Just as those who've come close to losing everything hug their partners and children a little tighter, so too have the fans embraced this team. And it seems fitting that it was a fan who sparked the Oilers' survival. Technically, Cam Nichols is the chairman of the board. In more practical terms, he is the man who saved the Edmonton Oilers and with it, who knows, maybe a city. Certainly, a city's identity. Because, really, what is Edmonton without the Oilers? Edmonton is a kind of a special situation because it's a very small market," said sports investment banker Sal Galatioto. "It's also a market where 99 percent of the population is hockey fans, so it magnifies the market. No one would really think of Edmonton if it weren't for hockey. What they did is something you probably couldn't do in a lot of other places.more
from the NY Times,
Two and a half years ago, Murray learned that he had cervical dystonia, a neurological disorder that causes neck muscles to contract, altering the posture of the head and neck. In Murray's case, his neck eventually pushed his head so far to the left that it was against his shoulder. As a result, he filed his retirement papers in March 2005. But a year later, on March 5, Murray re-signed with the Oilers, the team he played with from 1996 to 2002. After working his way into the lineup during the last month of the regular season, the 33-year-old Murray has played in every game during Edmonton's playoff run, centering the Oilers' fourth line. "It's been an incredible ride for me," Murray said Friday, a day before Edmonton was to play host to the Carolina Hurricanes in Game 3 of the finals. Carolina leads the best-of-seven series, 2-0. "It's hard to explain or put into words."read on
from the Edmonton Journal,
"Every time that he's come back here, it's been a tough situation for him," Smyth said of frosty receptions for Weight since he was traded to St. Louis in July 2001. "I know the fans get on him, hopefully they can continue that. "Nothing personal against Doug, I have a great deal of respect for Doug and the way he plays the game -- great playmaker, sees the ice well and obviously he's got the upper hand right now. "But this is our rink now and it's our turn." If the playoff form chart holds, Smyth may well be right. Edmonton has won every Game 3 in the three previous rounds, including that dramatic triple-overtime victory over San Jose in the much-discussed series against the Sharks, to whom the Oilers also spotted a pair of victories. "If we win (tonight), the complexion of the series changes in a hurry," said winger Ethan Moreau. "That's all we needed in the other series.more
from the Pittsburgh Tribune-Review,

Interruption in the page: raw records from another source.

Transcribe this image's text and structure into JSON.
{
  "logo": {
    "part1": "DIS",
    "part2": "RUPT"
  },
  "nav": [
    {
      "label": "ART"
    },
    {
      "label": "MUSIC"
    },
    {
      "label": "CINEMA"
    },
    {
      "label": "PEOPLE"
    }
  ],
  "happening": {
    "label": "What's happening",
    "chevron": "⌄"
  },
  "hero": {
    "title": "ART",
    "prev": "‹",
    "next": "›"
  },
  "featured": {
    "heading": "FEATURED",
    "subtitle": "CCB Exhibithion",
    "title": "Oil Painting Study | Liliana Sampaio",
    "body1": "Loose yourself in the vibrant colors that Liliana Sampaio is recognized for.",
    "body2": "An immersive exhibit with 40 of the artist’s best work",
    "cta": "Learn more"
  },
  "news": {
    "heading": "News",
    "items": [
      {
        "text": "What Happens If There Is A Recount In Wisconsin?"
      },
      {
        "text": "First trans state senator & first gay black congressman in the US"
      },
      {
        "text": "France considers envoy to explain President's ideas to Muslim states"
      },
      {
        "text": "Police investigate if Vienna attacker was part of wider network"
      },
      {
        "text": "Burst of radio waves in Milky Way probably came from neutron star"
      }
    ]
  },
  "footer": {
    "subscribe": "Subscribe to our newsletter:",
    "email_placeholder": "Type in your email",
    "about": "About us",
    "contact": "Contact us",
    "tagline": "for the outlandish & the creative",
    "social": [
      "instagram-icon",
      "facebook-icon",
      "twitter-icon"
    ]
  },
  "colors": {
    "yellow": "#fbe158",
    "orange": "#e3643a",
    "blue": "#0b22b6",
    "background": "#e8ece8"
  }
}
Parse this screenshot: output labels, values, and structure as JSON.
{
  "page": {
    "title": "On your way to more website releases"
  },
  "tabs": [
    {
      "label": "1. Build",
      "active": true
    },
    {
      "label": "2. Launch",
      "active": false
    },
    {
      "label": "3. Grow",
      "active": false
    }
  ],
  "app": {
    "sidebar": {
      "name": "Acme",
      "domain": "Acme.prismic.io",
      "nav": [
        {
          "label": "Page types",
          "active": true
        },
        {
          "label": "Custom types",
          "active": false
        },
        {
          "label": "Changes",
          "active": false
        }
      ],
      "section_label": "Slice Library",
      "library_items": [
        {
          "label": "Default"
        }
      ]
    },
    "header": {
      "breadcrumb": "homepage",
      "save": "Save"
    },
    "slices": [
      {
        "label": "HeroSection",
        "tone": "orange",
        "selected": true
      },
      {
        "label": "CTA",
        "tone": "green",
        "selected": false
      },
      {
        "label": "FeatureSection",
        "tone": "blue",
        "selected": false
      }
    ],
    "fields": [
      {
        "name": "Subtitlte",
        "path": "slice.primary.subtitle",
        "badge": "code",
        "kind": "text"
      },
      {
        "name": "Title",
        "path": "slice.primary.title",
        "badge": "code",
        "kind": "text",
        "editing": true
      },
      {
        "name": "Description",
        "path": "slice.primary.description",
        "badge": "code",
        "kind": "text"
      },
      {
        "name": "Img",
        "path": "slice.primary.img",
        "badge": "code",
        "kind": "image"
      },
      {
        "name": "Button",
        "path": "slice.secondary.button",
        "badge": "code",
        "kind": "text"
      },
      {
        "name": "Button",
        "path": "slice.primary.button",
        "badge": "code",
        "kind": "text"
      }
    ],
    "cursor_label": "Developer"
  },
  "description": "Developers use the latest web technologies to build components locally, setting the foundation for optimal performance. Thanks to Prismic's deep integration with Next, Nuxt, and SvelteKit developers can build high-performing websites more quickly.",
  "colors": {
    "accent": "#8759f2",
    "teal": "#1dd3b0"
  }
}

This just in: The new NHL rocks. The action has been fast and physical. Goals have been tough but not impossible to come by. The referees' whistles have been blowing, even in the third period. Hockey has become hockey again. In the event you weren't enamored with the sport before, you owe it to yourself to give it a second chance. You don't even need to appreciate the histories of the individuals involved to be thoroughly entertained by what's been taking place.more
from the News & Observer,
Craig MacTavish is running out of answers. Analogies, he has plenty. With his team down two games going into Game 3 of the Stanley Cup finals tonight, the Edmonton Oilers coach delved new depths of metaphor to explain why the Oilers not only haven't beaten the Carolina Hurricanes in this series but were shut out 5-0 in Game 2. "Carolina's a little like carbon-monoxide poisoning," MacTavish said. "You don't really sense it, don't sense the fear, but it's lethal. We have a good, healthy respect for them and we have to do some things tactically different. "We threw a lot at them physically and just tried to take the game over, put a lot of pressure on them, take the body and tried to steamroll them and just impose our will and they survived it. They thrived on it."continued
About Kukla's Korner Hockey
Paul Kukla founded Kukla’s Korner in 2005 and the site has since become the must-read site on the ‘net for all the latest happenings around the NHL.
From breaking news to in-depth stories around the league, KK Hockey is updated with fresh stories all day long and will bring you the latest news as quickly as possible.
Email Paul anytime at firstname.lastname@example.org